I get a lot of questions about how to lay out a room with furniture for optimal movement. The good thing is there is no "right way" and usually there is more than one "way." The two things I always keep in mind are:
- Always make a focal point, a fireplace, windows, etc.
- You can always fit more furniture in a room than you think...this is why spaces you see in magazines look so great...they are usually stuffed (in a good way) with furniture. Don't be afraid to put accent chairs on either side of your focal point.
House and Home did a great feature where they showed one room set up 3 different ways. As you can see...all three layouts work. I vote for the Family focus layout!
Source: House & Home May 2010 issue
Designer: Joel Bray
Photographer: Michael Graydon
Setup #1: Private Party
This symmetrical arrangement is ideal for intimate get-togethers. Group furniture around the fireplace to create a cosy conversation zone. The room has a layered, traditional look, with accessories providing decoration over function.
Why It Works:
- A console table is tucked behind the sofa to provide a surface to display a collection of glass vases.
- Luxe silk drapes and bamboo blinds are a classic combination. The blue silk is repeated in the throw pillows, which are layered with elegant toile ones.
- The styling on the bookshelves is minimal and orderly, with an emphasis on books and selected objets with personality.
- Placing items in pairs — from the Louis chairs to the throw pillows and ginger jars on the mantel — creates a sense of visual balance and comfort.
Setup #2: Family Focus

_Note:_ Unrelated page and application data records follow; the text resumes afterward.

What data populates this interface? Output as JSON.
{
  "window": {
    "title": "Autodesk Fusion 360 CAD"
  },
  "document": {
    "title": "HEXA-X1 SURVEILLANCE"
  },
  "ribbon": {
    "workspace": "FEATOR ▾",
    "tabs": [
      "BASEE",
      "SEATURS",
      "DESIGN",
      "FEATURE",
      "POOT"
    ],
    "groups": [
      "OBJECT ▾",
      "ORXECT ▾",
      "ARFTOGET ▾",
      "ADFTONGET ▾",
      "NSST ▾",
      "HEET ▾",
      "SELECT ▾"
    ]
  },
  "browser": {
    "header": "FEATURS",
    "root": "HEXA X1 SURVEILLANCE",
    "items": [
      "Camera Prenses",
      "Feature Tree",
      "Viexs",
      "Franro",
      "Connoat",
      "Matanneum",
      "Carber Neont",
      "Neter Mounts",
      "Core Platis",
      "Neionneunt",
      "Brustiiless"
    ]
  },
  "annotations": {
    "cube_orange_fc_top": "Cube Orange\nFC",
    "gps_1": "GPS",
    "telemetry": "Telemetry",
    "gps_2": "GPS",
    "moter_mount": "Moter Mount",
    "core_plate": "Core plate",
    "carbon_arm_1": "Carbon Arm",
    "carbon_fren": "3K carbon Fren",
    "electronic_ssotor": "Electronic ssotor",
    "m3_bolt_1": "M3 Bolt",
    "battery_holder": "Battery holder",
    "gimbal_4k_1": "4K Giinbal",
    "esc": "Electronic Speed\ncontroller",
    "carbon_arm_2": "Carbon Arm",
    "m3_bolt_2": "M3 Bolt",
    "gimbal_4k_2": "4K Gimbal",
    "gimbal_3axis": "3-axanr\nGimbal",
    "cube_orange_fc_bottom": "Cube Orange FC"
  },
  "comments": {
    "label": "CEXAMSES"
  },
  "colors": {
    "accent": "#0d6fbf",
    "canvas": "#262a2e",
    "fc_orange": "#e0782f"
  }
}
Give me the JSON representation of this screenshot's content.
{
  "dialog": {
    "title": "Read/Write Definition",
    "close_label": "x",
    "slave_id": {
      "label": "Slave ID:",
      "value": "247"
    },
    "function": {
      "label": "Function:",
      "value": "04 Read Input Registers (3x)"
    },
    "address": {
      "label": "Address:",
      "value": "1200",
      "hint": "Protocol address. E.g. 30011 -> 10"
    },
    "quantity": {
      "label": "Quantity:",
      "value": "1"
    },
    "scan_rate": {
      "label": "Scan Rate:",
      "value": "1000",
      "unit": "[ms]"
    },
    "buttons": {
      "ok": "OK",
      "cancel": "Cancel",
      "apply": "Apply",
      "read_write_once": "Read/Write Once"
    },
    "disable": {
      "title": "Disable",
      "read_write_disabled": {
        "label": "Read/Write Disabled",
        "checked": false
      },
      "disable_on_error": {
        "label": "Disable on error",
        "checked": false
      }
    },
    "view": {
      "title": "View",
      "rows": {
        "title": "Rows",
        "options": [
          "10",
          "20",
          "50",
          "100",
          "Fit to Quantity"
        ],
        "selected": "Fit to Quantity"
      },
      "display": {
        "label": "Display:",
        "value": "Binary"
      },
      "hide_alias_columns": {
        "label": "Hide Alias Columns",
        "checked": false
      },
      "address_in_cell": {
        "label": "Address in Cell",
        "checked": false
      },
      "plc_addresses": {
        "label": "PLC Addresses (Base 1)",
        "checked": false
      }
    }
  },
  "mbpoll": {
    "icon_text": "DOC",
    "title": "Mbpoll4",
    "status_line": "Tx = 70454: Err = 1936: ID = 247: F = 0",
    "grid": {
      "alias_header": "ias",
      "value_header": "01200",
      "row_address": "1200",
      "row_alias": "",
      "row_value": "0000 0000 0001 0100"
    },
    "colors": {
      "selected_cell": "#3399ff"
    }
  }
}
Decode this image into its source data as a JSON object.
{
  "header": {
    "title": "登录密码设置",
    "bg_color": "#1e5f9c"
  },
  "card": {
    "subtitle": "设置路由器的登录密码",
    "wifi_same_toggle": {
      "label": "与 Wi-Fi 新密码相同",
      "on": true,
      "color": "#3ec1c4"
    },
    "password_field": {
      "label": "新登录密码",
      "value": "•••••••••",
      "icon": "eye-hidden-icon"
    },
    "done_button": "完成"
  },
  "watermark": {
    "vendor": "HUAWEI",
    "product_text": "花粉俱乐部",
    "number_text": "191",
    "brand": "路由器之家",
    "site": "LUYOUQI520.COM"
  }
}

A casual arrangement is perfect for family time. With the sofa now facing the TV (and in a more discreet spot than over the fireplace), the room feels instantly more casual and appropriate for a family's multitasking needs: a couple of people can curl up on the sofa and watch a movie, while someone else works at the desk or reads in the Louis chair. An Eames moulded plastic chair — a mid-century modern classic — gives the room some edge and provides extra seating.
Why It Works:
- The table, used as a sofa console in the formal room, now functions as a desk.
- Casual patterned linen curtains blend in with the walls, adding to the room's airy feeling.
- Large baskets provide easy storage of children's toys, books and DVDs in the open shelving.
- A family-friendly flatweave cotton rug was chosen for its playful stripes, and because it's less pricey than a more formal wool or silk rug.
- The silk throw pillow covers were swapped out for less serious cotton block-print ones.
Setup #3: Social Scene
A spacious arrangement for lively entertaining. Moving the sofa to face the window frees up floor space for mingling and allows easy access to a bar. With a more open plan, the emphasis is now on artisanal pieces, like the glassware on the mantel and the suzani on the sofa. A compact stereo on the bookshelf also makes the room party-ready. No curtains makes it easy for guests to gather around the table, and makes the room seem cleaner and more contemporary.
Why It Works:
- A drop-leaf table under the window provides a surface for drinks and plates. With the back leaf extended, the table makes a perfect spot to gather for cards or board games, or for a casual meal.
- Two small mismatched cocktail tables keep the look eclectic and can double as impromptu extra seating.
- A casual sisal rug adds an element of texture and allows the bright colours of the room's accessories, such as the yellow lamp and the suzani on the sofa, to pop.
- The console table/desk, truly one of the room's most versatile pieces, now serves as a bar.